A rescued rhino calf, Purabi, under care at Centre for Wildlife Rehabilitation and Conservation (CWRC) was moved to Manas National Park today, to join an orphaned rhino calf being hand-reared there. This is being done to increase the rehabilitation prospects of the latter calf which has been deprived of company of its kind since its mother was poached early this year.
“We have been rescuing rhino calves at Kaziranga in various circumstances and most of them are now successfully hand raised at CWRC. At due course of time all these calves go back to the wilderness again,” said NK Vasu, Chief Conservator of Forest and Director, Kaziranga National Park.

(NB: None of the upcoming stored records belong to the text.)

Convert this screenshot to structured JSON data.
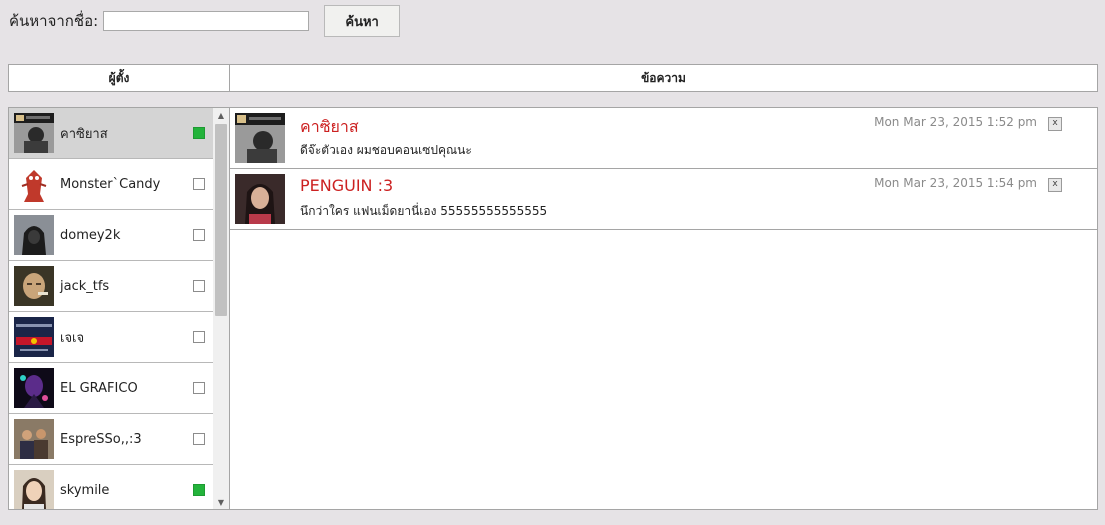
{
  "search": {
    "label": "ค้นหาจากชื่อ:",
    "value": "",
    "placeholder": "",
    "button_label": "ค้นหา"
  },
  "header": {
    "users_col": "ผู้ตั้ง",
    "messages_col": "ข้อความ"
  },
  "users": [
    {
      "name": "คาซิยาส",
      "online": true,
      "selected": true,
      "avatar": "photo-avatar"
    },
    {
      "name": "Monster`Candy",
      "online": false,
      "selected": false,
      "avatar": "monster-avatar"
    },
    {
      "name": "domey2k",
      "online": false,
      "selected": false,
      "avatar": "hooded-figure-avatar"
    },
    {
      "name": "jack_tfs",
      "online": false,
      "selected": false,
      "avatar": "face-avatar"
    },
    {
      "name": "เจเจ",
      "online": false,
      "selected": false,
      "avatar": "racing-logo-avatar"
    },
    {
      "name": "EL GRAFICO",
      "online": false,
      "selected": false,
      "avatar": "neon-figure-avatar"
    },
    {
      "name": "EspreSSo,,:3",
      "online": false,
      "selected": false,
      "avatar": "group-photo-avatar"
    },
    {
      "name": "skymile",
      "online": true,
      "selected": false,
      "avatar": "woman-photo-avatar"
    }
  ],
  "messages": [
    {
      "author": "คาซิยาส",
      "text": "ดีจ๊ะตัวเอง ผมชอบคอนเซปคุณนะ",
      "time": "Mon Mar 23, 2015 1:52 pm",
      "close_label": "x"
    },
    {
      "author": "PENGUIN :3",
      "text": "นึกว่าใคร แฟนเม็ดยานี่เอง 55555555555555",
      "time": "Mon Mar 23, 2015 1:54 pm",
      "close_label": "x"
    }
  ],
  "colors": {
    "background": "#e6e3e6",
    "author": "#cc2121",
    "online": "#23b33b",
    "selected_row": "#d4d4d4"
  }
}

Purabi was separated from her mother during the floods in 2012 in Kaziranga, a UNESCO World Heritage Site. She was rescued by Assam Forest Department and local people near Haldibari area and admitted to CWRC. Since then she has been under care at CWRC located near Kaziranga National Park of Assam, India. CWRC was established in 2002 in a joint initiative of Assam Forest Department and WTI-IFAW partnership.
The other calf, named Dwimalu, a male, was just a few weeks old when rescued. The mother was one of the wild rhinos translocated under the government’s Indian Rhino Vision 2020. Since April, he is being hand-reared by the Forest Department authorities assisted by IFAW-WTI in Manas.

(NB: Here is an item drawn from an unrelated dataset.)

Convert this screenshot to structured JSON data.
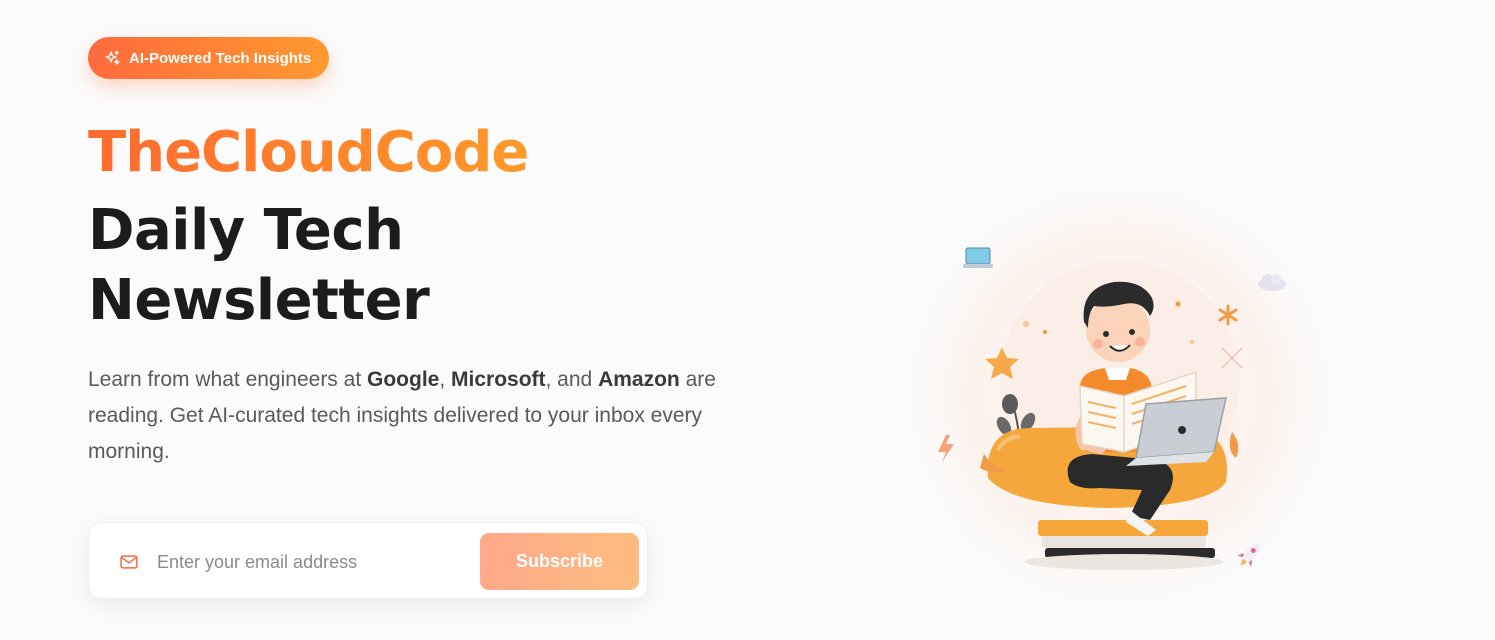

At Manas, both these calves will be hand-reared together for a couple of years and eventually released there.
“We welcome this move of shifting another rhino calf from CWRC to Manas. We are committed to restore Manas’s glory with such initiatives,” said Anindya Swargiary, Field Director of Manas Tiger Reserve.
“In wildlife rehabilitation, it is always advisable to hand-raise orphan calves together in the initial stages of their rehabilitation procedures to avoid the stress level of the calves,” explained Dr Rathin Barman, Deputy Director, WTI and in-charge of CWRC, Kaziranga, on the reason for the move of Purabi from CWRC.
IFAW-WTI has been assisting the Forest Department and Bodoland Territorial Council authorities to repopulate Manas with rhinos as part of their ‘Bringing Back Manas’ (to its former glory) initiative. The rhino reintroduction in Manas was kickstarted with the move of Mainao, a female rhino rescued from the floods and rehabilitated here. She was moved to Manas in 2006 making her the first rhino to step foot in this UNESCO World Heritage Site since its entire population was wiped out during the years civil unrest that ended in early 2000s.